>>>>>

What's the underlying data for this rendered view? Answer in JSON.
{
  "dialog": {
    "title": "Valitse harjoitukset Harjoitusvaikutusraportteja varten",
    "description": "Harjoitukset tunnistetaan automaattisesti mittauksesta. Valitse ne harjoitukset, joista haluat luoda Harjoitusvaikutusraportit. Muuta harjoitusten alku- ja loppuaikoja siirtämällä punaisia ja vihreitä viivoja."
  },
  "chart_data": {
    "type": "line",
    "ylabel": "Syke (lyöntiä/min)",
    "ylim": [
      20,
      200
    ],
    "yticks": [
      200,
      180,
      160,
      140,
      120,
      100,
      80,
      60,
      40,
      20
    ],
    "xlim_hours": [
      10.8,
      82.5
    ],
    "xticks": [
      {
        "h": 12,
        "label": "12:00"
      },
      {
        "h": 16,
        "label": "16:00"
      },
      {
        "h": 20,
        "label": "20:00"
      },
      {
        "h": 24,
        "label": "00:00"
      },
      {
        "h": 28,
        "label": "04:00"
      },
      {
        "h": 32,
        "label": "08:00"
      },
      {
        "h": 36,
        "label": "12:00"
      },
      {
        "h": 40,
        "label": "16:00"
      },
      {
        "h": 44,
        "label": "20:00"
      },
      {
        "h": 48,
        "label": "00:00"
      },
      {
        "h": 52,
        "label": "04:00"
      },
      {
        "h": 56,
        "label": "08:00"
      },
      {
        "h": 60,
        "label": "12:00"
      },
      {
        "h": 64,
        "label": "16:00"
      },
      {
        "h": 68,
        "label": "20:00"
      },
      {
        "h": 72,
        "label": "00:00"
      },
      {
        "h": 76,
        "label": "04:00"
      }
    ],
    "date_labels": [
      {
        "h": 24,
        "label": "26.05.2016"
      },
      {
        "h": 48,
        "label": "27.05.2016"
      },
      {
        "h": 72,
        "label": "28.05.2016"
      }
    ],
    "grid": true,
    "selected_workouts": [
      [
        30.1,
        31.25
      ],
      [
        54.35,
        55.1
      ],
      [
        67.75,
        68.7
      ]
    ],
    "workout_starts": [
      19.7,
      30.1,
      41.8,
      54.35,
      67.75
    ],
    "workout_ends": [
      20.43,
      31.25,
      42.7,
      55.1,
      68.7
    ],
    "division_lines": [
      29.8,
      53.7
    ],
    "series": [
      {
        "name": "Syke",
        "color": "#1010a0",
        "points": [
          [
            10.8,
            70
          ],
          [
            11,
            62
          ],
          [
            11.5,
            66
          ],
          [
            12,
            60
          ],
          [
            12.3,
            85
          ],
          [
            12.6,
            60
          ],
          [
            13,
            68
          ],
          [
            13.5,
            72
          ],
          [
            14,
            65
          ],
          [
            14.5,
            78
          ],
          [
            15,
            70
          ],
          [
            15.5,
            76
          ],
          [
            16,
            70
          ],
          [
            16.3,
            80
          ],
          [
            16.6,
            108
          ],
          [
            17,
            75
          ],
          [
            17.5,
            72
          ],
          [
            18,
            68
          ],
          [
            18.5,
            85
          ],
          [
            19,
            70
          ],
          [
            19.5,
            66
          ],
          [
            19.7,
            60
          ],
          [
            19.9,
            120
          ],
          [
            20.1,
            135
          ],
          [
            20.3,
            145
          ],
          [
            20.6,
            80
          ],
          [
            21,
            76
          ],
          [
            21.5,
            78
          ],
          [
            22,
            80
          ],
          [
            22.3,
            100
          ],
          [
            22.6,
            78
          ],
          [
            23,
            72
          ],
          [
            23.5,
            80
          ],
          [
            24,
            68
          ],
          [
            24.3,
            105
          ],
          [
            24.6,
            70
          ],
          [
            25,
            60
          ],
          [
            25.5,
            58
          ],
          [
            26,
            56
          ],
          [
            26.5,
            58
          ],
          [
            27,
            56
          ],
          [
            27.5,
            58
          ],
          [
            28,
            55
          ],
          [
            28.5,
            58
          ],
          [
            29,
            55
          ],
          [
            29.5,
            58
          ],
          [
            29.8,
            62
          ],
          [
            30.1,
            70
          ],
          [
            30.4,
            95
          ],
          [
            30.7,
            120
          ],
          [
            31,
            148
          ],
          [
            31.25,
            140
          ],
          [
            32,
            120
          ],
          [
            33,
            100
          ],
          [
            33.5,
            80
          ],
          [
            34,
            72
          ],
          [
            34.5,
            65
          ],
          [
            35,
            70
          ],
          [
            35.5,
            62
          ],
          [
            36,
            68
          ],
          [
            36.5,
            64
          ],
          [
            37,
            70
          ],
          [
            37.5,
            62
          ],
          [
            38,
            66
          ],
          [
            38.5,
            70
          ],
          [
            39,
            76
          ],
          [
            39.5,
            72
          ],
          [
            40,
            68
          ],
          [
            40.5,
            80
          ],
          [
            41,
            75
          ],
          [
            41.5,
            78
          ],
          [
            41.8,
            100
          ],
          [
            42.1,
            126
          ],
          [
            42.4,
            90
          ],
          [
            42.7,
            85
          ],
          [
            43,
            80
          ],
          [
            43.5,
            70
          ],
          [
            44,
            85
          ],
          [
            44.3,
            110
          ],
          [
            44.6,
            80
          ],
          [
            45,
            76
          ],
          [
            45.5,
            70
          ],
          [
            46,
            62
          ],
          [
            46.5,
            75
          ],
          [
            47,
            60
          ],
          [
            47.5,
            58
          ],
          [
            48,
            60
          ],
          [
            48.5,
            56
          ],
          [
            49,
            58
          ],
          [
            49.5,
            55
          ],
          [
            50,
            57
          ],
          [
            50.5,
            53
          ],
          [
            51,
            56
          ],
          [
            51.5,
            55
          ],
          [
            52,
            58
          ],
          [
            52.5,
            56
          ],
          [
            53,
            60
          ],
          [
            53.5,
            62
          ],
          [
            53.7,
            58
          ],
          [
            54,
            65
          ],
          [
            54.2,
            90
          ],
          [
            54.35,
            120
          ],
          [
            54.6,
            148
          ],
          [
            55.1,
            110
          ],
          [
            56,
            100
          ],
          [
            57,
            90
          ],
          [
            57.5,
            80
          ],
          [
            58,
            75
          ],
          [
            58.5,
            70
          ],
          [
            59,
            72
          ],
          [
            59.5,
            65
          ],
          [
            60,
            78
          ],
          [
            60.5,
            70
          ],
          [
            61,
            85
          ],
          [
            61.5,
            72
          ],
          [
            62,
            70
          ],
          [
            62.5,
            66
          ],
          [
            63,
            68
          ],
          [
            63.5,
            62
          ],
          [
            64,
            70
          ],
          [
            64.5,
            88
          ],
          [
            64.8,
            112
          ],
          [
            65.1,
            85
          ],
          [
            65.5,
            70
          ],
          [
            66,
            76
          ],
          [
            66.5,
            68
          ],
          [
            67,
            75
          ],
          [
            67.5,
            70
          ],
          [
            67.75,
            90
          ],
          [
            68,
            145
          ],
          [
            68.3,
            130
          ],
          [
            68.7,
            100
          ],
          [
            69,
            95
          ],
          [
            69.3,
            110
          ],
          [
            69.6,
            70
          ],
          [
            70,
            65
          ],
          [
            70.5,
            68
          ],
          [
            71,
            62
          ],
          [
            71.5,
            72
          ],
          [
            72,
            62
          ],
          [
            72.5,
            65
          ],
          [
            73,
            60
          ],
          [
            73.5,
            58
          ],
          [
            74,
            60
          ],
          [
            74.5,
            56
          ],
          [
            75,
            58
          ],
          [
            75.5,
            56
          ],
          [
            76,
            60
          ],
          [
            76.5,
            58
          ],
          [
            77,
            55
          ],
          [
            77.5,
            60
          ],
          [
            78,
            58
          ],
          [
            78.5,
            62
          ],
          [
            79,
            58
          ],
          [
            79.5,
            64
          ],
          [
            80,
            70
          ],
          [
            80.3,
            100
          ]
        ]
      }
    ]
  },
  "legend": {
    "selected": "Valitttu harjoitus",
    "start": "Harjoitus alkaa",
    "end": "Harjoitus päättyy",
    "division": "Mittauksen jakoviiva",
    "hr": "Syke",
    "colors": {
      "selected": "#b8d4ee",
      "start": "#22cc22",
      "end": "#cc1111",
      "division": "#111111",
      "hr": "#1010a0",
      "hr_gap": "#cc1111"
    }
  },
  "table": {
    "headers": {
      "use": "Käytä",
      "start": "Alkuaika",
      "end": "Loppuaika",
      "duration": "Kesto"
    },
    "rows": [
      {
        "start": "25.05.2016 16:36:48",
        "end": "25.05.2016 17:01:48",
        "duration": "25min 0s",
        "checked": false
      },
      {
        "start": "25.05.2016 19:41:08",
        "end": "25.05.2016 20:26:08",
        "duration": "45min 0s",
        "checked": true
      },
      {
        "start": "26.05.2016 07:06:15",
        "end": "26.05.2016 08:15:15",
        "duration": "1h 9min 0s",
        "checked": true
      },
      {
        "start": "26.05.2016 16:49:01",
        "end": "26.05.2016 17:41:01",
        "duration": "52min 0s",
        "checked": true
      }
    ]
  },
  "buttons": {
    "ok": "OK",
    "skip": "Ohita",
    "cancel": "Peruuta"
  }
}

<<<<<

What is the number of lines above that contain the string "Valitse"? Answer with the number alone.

(ANSWER TO THIS TASK): 2